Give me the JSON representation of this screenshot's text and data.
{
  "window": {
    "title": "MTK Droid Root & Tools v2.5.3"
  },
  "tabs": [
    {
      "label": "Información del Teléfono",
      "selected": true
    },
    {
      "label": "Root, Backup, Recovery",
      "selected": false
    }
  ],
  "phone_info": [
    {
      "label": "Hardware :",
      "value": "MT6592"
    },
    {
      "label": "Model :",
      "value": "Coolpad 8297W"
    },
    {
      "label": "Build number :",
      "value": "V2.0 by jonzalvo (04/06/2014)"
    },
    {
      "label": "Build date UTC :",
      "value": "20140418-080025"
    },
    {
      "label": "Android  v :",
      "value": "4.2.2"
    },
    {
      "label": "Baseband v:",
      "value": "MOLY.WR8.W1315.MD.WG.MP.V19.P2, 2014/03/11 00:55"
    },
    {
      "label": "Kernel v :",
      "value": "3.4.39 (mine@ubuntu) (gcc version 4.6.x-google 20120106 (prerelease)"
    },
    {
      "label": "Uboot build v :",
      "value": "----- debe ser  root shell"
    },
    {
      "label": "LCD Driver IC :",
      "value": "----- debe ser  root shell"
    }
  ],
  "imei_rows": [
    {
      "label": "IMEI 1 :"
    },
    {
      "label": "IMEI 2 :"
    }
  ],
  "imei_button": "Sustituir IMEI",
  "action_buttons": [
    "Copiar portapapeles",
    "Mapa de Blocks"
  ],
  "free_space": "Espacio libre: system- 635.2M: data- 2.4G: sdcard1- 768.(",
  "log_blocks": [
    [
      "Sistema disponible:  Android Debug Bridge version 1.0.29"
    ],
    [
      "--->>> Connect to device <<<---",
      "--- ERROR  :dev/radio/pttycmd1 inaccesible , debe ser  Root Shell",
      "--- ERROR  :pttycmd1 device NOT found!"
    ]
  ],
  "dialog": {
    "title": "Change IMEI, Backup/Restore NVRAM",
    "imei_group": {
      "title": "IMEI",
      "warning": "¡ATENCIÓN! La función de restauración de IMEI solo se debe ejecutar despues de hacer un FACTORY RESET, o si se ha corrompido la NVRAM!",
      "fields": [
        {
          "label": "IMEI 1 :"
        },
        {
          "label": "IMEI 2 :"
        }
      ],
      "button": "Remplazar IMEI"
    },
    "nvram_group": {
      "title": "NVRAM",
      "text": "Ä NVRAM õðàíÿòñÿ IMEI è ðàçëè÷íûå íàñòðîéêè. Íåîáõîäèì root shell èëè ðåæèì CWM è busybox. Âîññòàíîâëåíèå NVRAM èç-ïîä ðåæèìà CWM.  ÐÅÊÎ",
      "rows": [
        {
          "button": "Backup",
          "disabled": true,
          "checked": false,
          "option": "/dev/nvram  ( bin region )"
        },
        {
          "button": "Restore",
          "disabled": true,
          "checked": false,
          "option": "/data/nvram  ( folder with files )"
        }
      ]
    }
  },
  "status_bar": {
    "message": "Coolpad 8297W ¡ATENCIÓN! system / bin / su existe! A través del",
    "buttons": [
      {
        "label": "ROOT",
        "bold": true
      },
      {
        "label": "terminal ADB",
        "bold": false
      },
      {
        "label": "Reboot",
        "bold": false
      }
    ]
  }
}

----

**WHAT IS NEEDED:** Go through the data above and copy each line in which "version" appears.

**RESULT FOR THIS TASK:**
      "value": "3.4.39 (mine@ubuntu) (gcc version 4.6.x-google 20120106 (prerelease)"
      "Sistema disponible:  Android Debug Bridge version 1.0.29"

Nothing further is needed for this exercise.